━━━ Exercise data ━━━

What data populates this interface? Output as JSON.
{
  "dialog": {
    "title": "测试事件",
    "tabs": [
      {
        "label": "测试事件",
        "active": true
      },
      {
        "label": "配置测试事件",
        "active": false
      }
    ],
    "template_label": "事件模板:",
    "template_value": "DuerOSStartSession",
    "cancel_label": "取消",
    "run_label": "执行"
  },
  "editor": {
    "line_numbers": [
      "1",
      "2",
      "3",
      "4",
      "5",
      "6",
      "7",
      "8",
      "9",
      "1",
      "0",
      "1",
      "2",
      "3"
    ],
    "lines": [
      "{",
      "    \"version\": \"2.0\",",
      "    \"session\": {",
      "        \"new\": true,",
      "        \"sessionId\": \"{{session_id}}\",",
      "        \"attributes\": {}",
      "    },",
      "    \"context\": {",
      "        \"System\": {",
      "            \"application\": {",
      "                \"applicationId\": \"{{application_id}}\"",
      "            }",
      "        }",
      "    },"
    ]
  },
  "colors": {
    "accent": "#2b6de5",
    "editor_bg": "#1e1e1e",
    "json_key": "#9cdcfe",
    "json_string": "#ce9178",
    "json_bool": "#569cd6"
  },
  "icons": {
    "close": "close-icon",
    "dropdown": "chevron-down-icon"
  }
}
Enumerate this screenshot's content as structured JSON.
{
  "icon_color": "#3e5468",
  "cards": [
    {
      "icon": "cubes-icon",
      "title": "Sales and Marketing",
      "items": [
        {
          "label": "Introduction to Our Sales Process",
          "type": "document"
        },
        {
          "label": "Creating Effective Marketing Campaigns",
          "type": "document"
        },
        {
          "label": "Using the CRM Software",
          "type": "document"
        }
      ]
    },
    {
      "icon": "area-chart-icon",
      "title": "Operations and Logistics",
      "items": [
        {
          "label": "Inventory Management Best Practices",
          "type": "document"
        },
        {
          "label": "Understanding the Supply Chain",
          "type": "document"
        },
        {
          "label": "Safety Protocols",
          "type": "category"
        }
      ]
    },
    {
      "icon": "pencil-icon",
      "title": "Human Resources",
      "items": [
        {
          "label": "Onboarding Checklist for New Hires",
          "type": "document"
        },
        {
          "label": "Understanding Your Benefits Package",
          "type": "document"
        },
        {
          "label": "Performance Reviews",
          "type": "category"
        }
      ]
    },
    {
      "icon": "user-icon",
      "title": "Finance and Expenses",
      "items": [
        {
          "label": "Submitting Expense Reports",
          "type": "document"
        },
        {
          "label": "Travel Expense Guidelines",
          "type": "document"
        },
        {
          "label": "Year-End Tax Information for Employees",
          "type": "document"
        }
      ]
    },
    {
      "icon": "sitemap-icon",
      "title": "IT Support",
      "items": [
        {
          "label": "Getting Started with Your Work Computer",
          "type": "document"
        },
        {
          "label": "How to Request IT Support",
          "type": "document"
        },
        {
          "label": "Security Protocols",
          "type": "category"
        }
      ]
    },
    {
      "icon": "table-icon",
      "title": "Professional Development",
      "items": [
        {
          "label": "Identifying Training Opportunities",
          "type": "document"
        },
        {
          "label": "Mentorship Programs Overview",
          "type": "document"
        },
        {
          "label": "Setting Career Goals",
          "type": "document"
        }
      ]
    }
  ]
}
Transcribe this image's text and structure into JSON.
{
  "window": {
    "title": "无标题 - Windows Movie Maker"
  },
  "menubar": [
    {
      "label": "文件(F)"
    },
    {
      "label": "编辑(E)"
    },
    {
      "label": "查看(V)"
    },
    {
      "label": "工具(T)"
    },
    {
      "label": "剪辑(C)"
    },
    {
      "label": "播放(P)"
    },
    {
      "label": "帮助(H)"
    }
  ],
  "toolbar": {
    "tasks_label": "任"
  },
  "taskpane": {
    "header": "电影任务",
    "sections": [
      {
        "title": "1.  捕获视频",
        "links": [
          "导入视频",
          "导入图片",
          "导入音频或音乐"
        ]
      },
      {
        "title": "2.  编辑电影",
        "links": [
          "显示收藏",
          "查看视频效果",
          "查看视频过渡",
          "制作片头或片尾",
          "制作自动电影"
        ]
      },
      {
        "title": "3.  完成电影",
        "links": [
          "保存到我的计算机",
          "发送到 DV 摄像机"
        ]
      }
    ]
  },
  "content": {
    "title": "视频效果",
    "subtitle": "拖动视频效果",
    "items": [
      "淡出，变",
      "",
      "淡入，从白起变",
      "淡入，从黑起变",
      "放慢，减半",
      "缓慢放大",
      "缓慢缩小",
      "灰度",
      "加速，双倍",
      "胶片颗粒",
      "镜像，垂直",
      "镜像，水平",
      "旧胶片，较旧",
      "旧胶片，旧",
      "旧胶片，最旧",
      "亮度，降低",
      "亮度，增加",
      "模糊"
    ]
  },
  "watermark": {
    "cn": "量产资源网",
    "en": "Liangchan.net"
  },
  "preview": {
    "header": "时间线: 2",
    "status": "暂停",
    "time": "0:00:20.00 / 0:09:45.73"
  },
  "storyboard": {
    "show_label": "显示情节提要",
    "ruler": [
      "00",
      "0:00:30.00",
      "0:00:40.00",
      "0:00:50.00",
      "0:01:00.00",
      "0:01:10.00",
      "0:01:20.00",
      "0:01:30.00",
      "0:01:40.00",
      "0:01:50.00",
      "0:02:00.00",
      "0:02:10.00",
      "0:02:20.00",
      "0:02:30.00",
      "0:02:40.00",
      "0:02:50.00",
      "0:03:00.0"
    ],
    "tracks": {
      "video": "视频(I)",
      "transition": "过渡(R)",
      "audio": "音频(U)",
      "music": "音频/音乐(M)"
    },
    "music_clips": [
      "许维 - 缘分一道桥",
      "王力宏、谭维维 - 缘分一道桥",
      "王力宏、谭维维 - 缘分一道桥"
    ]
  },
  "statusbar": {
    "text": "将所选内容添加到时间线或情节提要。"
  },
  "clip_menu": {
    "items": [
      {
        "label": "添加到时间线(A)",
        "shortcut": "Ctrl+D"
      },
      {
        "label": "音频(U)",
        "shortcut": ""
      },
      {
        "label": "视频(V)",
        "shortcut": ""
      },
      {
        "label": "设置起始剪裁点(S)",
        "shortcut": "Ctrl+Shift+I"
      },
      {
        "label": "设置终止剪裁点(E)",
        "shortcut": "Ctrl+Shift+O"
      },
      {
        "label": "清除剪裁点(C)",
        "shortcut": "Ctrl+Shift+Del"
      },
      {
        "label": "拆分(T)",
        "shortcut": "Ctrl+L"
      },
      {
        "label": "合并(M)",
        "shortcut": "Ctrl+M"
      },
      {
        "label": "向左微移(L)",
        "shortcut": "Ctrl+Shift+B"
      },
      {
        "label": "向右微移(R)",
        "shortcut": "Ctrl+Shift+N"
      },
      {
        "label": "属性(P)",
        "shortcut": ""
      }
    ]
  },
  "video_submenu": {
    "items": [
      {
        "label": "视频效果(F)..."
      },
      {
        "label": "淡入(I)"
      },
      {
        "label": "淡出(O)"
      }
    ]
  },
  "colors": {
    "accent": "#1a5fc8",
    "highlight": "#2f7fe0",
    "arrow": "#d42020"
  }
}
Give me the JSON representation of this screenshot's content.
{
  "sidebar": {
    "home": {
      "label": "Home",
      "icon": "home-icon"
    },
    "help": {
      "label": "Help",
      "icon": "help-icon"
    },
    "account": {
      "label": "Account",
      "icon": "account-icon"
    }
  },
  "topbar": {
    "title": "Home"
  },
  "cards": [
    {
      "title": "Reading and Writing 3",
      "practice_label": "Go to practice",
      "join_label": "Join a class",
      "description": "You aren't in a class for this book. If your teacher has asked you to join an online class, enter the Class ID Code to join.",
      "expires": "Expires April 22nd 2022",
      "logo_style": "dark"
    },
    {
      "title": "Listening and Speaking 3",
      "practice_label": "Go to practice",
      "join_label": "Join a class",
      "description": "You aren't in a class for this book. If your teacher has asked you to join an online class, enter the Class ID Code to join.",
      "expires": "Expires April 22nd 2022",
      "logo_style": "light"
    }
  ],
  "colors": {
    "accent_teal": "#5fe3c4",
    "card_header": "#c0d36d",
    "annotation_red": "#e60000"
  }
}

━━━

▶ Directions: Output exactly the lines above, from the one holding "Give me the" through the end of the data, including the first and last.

▶ Response to this exercise:
Give me the JSON representation of this screenshot's content.
{
  "sidebar": {
    "home": {
      "label": "Home",
      "icon": "home-icon"
    },
    "help": {
      "label": "Help",
      "icon": "help-icon"
    },
    "account": {
      "label": "Account",
      "icon": "account-icon"
    }
  },
  "topbar": {
    "title": "Home"
  },
  "cards": [
    {
      "title": "Reading and Writing 3",
      "practice_label": "Go to practice",
      "join_label": "Join a class",
      "description": "You aren't in a class for this book. If your teacher has asked you to join an online class, enter the Class ID Code to join.",
      "expires": "Expires April 22nd 2022",
      "logo_style": "dark"
    },
    {
      "title": "Listening and Speaking 3",
      "practice_label": "Go to practice",
      "join_label": "Join a class",
      "description": "You aren't in a class for this book. If your teacher has asked you to join an online class, enter the Class ID Code to join.",
      "expires": "Expires April 22nd 2022",
      "logo_style": "light"
    }
  ],
  "colors": {
    "accent_teal": "#5fe3c4",
    "card_header": "#c0d36d",
    "annotation_red": "#e60000"
  }
}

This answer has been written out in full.